          Without getting to drawn out on this tangent: the reason I used the word ‘fear’ is because I have understood that the civilian nuclear capacbility is a capability that is in actual danger of being lost in western nations. Within a few years perhaps, the west could lose its capability, perhaps permanently. Already, the cost of nuclear has risen significantly (in the west), for a large part due to loss of skilled personnel and manufacturing capability. If that process continues, then by the time rate-payers in the west finally come to understand that energyprices have become unbearable and nuclear must be revived, it will be too late. It seems to me there might be a point of no-return here somewhere, in effect.

          Sure, we could always buy back from the Chinese. But with what money? It seems the western world could face at least 10 years or more of unprecedented economic and financial headwinds to sy the least. The shocking process of destruction of the nuclear industry in the west (or at least in my part of the woods: germany and the netherlands) is a dangerous, lamentable process. If this process is not just the result of ignorance or idealist propaganda, but is in fact actively sponsored by fossil fueled interests. Then what is going to end it, before it is ‘too late’.

          This make any sense to you?

          Thanks.

          • Rod Adams says:

            @Joris – I am not delving into conspiracy theory by pointing out that competitors often “go negative” in an effort to capture or protect market share. Have you ever watched the Mac vs PC commercials closely or paid any attention to what the aluminum industry says about plastic bottles?

            Can’t you see what the natural gas industry is doing by producing enough gas to drive down the price and by promoting those low prices as being something that will last long into the future? Do you really believe that message is NOT directed against new nuclear plant projects? Have you calculated just how much money is at stake in keeping US natural gas sales at 24 TCF/year instead of the 16 or so that they would be if nuclear pushed gas out of the electricity production market?

        • Joris van Dorp says:

          I can see that. To be clear, I think you’re right: it is fossil fueled interests behind the anti nuclear propaganda.

          I did not mean to imply that you implied there was a conspiracy, sorry about that. Dutch bluntness.

          BTW, in the Netherlands, there is no negative advertising. I think there’s a law against it. What we do have is a public media that sometimes has dificulty in maintaining objectivity regarding nuclear power. Questions put to pro-nuclear politicians are usually closed, begging the question or assuming false dilemma’s etc. But at least they’re still putting pro-nukes on TV, which is something.

          Of course: any failings of Dutch news broadcasting are nothing compared to the insanity of US ‘news’ broadcasting! No?

  12. Joel Riddle says:
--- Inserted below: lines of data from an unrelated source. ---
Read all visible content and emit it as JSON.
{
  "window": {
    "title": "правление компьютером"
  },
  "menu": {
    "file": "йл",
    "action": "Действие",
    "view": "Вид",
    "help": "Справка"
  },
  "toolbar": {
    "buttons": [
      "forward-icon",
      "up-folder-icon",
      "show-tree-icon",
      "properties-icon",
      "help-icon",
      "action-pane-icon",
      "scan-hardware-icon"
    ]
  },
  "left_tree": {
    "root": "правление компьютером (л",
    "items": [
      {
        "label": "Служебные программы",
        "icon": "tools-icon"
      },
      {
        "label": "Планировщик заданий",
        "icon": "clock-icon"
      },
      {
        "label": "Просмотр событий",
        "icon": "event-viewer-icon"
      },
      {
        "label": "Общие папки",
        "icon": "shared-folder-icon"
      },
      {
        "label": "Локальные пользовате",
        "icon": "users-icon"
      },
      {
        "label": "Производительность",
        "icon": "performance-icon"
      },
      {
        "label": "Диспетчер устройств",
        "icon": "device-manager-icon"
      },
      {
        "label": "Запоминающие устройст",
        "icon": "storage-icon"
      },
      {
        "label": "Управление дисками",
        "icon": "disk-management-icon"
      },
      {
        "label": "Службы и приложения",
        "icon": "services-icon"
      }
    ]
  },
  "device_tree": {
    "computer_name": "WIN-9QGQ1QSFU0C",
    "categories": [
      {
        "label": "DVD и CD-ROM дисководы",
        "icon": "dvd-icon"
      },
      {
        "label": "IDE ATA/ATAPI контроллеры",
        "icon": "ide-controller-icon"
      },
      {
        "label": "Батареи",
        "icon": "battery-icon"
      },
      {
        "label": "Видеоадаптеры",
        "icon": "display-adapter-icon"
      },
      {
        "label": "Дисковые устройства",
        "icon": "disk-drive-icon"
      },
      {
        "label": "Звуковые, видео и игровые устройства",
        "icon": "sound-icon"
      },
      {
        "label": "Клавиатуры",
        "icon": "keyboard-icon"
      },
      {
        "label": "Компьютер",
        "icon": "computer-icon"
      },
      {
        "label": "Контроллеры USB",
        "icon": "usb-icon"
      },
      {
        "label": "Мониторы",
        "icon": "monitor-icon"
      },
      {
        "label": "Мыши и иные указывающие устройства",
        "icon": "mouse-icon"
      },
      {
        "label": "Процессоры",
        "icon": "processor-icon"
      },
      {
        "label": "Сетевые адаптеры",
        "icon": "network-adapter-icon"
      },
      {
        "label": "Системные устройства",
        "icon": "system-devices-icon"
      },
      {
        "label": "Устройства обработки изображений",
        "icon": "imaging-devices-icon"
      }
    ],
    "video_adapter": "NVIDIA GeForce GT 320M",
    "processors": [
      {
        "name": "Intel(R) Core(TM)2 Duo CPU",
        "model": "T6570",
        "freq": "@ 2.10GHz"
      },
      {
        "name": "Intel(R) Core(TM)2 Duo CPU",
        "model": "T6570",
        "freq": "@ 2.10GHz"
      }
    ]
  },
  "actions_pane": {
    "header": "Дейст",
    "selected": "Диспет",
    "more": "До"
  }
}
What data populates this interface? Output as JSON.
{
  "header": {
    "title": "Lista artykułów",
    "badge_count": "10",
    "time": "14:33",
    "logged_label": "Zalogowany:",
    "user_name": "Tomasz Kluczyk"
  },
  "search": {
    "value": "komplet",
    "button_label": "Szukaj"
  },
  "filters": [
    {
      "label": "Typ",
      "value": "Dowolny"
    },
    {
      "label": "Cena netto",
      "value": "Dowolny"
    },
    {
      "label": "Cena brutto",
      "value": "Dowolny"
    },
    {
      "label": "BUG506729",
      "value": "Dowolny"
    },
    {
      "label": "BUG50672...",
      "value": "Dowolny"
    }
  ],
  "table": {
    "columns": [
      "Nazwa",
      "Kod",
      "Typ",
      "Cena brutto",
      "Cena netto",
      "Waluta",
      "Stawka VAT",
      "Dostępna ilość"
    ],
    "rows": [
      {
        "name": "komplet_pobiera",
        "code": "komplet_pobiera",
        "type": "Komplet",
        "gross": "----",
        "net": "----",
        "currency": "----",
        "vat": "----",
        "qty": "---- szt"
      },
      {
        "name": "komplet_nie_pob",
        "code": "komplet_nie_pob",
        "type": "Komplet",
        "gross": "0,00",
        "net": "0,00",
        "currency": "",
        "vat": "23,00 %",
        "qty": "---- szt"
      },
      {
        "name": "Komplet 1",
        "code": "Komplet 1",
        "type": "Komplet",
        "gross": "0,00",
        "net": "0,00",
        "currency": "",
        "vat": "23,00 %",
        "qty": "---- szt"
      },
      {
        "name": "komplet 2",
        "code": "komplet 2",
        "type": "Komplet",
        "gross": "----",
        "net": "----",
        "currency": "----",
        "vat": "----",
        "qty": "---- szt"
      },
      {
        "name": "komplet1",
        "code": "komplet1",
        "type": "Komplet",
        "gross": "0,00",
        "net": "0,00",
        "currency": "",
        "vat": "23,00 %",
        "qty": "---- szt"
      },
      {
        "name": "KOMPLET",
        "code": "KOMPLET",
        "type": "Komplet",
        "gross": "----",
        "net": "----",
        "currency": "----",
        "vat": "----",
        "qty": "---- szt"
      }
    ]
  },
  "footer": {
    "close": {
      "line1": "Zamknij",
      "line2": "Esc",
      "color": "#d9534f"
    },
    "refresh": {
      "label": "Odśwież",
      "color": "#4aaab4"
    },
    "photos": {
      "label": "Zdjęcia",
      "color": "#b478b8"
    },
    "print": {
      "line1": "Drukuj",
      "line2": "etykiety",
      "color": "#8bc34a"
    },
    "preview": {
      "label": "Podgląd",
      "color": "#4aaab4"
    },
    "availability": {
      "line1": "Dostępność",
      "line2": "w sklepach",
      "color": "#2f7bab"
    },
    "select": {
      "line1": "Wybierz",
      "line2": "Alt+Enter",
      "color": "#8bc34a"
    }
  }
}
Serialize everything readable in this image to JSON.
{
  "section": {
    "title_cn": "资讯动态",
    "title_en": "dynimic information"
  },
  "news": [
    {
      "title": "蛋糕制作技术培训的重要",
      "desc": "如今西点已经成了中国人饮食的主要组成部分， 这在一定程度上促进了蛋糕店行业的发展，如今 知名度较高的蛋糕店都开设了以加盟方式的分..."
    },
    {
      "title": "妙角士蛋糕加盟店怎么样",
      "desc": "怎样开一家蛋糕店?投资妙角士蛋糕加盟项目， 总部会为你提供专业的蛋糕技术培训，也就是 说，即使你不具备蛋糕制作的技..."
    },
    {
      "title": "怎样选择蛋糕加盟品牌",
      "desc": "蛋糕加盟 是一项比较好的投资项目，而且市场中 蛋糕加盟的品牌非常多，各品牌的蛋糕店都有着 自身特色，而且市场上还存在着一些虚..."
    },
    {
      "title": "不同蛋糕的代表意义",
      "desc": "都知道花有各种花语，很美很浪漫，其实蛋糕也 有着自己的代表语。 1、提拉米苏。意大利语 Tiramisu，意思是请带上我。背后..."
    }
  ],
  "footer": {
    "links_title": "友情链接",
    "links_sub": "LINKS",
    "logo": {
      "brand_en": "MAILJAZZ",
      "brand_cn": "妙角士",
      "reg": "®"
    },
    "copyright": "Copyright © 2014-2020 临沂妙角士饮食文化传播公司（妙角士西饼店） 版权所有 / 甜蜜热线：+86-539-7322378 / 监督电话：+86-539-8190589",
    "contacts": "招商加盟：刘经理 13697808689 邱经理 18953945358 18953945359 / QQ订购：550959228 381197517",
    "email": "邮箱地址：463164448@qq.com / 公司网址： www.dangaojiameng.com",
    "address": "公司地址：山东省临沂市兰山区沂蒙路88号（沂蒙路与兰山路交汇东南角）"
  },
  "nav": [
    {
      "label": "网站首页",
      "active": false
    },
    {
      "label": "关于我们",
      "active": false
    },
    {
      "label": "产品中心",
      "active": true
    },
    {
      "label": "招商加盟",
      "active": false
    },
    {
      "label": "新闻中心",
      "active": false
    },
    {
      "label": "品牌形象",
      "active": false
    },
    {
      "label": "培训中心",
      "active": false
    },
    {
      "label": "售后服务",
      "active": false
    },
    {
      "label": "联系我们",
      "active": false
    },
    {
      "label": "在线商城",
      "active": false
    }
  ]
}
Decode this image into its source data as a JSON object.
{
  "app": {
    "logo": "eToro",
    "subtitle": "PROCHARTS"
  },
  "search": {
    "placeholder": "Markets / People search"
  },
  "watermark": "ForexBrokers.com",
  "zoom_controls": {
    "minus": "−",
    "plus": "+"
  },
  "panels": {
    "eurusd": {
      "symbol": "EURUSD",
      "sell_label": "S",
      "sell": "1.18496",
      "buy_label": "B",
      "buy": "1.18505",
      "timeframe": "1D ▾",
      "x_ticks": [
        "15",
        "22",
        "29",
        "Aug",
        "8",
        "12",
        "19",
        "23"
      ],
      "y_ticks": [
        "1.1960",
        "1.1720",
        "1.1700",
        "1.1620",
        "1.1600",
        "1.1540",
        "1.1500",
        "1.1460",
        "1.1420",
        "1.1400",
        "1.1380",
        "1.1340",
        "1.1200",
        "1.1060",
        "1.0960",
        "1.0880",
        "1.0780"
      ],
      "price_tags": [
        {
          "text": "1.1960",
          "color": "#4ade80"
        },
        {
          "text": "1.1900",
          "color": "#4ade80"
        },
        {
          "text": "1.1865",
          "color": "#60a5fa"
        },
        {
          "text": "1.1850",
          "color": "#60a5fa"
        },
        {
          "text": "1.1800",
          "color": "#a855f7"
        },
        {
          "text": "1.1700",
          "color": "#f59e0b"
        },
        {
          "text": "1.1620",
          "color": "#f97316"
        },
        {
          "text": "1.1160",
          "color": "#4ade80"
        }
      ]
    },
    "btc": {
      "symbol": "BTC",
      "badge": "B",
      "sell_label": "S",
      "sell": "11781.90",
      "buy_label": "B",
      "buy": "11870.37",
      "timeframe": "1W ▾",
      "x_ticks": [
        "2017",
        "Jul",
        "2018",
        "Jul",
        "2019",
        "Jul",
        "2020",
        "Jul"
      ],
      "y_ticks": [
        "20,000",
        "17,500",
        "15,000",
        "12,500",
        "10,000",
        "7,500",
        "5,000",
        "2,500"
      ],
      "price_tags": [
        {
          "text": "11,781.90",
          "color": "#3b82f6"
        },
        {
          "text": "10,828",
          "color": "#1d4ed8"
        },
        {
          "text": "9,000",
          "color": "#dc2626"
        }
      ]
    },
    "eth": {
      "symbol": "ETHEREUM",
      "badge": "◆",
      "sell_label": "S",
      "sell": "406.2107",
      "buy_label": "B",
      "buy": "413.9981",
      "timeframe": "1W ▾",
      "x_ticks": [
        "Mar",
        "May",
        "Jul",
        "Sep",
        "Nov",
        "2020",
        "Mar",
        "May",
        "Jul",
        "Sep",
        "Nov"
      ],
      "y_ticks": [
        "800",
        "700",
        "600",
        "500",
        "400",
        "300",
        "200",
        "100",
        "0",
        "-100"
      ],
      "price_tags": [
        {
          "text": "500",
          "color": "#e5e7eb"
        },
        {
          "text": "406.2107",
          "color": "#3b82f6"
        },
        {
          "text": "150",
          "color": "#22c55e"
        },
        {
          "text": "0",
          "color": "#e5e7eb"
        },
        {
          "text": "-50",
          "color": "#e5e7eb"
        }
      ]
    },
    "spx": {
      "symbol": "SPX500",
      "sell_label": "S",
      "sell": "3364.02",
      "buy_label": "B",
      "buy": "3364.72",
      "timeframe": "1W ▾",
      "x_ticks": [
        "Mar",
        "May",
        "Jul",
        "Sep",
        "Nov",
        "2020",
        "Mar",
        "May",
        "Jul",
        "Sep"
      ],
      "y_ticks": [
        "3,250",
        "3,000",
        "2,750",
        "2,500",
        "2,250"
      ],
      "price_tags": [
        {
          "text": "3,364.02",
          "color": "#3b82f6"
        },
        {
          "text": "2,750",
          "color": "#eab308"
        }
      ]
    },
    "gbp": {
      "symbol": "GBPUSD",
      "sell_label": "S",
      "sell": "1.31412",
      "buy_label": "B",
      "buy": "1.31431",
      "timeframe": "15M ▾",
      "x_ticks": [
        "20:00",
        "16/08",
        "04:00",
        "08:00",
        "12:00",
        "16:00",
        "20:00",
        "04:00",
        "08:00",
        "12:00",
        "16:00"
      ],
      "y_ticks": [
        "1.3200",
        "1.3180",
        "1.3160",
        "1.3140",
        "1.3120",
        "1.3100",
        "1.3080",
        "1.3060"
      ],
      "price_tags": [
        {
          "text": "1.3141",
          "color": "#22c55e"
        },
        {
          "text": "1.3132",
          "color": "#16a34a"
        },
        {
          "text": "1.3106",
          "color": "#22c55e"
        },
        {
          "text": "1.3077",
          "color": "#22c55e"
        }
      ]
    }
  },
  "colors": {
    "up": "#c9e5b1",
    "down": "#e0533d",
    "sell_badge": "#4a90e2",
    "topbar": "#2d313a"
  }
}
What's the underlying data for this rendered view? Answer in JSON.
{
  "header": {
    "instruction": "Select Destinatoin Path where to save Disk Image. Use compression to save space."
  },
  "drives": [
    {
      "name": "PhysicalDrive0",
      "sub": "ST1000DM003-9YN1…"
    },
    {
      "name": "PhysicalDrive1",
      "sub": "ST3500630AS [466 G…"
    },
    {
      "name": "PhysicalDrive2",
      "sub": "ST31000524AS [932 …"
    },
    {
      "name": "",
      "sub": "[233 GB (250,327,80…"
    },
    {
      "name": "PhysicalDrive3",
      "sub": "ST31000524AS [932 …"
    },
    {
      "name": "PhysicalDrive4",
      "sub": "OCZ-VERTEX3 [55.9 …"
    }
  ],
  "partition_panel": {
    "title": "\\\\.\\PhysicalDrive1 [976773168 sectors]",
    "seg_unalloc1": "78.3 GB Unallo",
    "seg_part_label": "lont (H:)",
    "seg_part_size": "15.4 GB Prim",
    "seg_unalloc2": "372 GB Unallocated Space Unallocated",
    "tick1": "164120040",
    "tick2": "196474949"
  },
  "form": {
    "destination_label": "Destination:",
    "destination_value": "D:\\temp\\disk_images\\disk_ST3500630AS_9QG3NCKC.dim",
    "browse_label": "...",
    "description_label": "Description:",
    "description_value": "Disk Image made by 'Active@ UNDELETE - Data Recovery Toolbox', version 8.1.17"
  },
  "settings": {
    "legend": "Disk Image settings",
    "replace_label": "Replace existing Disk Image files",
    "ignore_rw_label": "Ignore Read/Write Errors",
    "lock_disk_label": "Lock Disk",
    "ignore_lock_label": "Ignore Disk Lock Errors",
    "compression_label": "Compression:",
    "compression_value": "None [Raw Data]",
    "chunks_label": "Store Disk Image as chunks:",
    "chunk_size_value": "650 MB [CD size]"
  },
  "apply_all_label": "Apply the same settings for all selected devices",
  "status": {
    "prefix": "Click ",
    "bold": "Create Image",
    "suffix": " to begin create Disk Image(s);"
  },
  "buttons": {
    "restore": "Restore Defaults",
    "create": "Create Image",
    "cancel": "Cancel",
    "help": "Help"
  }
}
    It may be too late after this post was published for anyone to see this, but I would almost have to guess that Australia’s strong resistance to nuclear energy could be related to their place as the world’s largest exporter of coal as mentioned in last Friday’s EIA posting linked below.

    http://www.eia.gov/todayinenergy/detail.cfm?id=4050